ENTRIES SUPPLIED:
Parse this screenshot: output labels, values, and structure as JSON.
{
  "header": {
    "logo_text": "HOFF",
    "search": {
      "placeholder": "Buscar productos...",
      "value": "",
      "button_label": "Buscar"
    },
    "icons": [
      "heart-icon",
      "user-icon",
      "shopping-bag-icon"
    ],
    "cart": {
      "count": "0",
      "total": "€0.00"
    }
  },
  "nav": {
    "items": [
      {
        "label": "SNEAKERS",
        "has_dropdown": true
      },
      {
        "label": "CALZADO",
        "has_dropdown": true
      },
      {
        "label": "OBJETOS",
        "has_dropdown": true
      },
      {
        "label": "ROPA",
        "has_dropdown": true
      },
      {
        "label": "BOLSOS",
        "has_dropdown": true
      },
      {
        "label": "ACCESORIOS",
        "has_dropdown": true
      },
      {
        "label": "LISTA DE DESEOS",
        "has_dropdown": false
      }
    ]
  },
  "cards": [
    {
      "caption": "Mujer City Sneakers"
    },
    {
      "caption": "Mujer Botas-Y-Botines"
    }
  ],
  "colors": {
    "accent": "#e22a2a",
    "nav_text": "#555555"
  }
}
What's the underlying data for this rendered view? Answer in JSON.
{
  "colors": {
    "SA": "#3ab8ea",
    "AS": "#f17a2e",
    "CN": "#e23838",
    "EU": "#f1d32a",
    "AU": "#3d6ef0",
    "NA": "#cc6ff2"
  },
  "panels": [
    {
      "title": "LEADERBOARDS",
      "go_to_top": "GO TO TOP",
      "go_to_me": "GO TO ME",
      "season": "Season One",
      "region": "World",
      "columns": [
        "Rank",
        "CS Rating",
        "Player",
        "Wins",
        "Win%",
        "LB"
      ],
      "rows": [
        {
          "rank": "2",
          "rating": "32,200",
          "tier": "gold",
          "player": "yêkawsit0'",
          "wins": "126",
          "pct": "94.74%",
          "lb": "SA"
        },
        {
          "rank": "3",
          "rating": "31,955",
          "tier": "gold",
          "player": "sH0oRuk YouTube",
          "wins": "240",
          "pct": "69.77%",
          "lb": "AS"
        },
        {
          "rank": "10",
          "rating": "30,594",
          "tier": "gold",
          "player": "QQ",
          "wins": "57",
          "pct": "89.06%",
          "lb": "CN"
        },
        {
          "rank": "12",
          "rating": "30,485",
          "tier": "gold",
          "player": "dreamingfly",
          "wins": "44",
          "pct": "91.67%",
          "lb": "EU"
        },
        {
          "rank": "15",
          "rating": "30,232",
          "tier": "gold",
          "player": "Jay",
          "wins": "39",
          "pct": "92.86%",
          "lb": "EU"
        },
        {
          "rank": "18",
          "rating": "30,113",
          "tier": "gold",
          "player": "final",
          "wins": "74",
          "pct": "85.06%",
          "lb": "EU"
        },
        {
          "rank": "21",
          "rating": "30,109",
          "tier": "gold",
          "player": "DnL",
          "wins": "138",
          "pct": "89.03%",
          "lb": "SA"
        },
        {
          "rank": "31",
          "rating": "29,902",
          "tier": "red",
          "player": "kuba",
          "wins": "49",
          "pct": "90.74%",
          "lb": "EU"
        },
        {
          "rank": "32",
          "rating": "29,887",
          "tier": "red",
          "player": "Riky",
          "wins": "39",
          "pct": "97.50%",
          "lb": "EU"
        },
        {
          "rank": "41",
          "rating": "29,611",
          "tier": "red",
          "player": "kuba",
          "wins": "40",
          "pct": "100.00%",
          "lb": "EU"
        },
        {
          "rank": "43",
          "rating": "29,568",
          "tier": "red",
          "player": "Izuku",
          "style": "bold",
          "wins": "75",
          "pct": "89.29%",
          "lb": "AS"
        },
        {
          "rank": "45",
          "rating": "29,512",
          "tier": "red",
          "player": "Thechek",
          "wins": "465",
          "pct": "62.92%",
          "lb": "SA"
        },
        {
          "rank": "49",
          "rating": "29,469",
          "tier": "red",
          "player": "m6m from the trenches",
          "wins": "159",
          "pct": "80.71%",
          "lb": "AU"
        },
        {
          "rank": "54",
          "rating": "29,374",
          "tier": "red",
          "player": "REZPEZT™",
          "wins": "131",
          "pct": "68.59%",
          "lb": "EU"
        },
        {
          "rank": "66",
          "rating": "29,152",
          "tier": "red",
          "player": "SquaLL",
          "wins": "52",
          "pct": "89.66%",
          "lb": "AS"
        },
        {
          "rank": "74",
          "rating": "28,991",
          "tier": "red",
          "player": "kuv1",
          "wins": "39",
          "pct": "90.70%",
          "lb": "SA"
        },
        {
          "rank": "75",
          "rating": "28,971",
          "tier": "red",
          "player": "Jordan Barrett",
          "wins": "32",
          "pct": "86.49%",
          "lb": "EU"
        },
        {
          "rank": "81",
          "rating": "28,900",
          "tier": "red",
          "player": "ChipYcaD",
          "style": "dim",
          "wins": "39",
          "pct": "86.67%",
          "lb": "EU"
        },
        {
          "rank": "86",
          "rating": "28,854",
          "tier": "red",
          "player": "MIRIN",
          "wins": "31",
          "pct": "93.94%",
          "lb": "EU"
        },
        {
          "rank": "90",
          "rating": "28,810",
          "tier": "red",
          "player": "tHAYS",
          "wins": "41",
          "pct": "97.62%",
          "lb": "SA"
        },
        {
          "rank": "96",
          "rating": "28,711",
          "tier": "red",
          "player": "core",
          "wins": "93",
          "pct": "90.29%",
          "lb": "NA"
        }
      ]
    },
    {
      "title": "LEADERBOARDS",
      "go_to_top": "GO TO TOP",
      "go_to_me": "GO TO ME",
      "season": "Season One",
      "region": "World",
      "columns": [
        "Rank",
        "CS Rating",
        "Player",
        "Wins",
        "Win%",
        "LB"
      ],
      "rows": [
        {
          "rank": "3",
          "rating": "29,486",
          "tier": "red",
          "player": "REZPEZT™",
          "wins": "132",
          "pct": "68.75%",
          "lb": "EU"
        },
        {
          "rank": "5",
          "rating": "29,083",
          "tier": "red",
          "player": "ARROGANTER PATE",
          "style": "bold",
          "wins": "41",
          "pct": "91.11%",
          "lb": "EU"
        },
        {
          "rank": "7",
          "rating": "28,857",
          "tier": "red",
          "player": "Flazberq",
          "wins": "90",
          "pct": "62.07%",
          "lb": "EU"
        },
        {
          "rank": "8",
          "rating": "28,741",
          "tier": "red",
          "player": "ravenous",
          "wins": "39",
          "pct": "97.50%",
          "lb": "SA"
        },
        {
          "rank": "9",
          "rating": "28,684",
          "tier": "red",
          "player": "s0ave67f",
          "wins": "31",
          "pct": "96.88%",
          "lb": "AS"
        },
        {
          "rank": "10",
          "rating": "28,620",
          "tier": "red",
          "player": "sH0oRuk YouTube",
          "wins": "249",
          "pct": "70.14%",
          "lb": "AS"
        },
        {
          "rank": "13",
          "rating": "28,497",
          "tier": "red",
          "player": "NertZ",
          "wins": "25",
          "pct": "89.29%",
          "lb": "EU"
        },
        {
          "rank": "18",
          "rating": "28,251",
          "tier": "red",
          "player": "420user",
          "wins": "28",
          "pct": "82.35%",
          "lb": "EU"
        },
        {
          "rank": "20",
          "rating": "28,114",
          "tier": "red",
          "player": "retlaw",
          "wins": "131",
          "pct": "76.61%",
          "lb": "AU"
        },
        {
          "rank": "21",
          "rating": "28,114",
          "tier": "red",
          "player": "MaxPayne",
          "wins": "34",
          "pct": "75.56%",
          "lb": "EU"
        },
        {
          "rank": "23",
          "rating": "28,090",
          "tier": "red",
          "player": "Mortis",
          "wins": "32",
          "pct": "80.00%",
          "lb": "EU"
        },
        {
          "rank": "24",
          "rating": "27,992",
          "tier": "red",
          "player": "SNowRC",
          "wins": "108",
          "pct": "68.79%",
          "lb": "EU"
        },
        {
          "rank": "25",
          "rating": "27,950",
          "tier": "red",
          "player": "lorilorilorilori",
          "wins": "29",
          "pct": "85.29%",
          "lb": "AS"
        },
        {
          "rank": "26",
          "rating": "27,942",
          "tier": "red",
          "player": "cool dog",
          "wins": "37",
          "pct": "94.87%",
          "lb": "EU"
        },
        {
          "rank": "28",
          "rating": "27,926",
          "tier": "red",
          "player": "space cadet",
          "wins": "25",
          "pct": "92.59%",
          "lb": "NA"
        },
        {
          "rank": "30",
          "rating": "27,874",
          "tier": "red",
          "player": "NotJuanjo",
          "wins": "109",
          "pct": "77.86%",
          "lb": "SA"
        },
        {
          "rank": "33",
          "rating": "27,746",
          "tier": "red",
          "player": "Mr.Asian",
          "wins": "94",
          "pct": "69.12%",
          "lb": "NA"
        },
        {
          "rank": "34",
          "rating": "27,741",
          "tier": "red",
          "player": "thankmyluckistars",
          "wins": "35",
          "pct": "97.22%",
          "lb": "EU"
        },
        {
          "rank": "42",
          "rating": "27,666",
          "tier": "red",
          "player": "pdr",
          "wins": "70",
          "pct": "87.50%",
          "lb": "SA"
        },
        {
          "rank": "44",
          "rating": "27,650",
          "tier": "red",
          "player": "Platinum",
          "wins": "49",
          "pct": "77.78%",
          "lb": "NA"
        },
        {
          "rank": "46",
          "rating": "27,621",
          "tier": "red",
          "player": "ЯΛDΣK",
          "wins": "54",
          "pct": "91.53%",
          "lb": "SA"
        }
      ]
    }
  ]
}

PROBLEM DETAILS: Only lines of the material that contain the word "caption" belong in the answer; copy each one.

ANSWER TO THIS EXERCISE:
      "caption": "Mujer City Sneakers"
      "caption": "Mujer Botas-Y-Botines"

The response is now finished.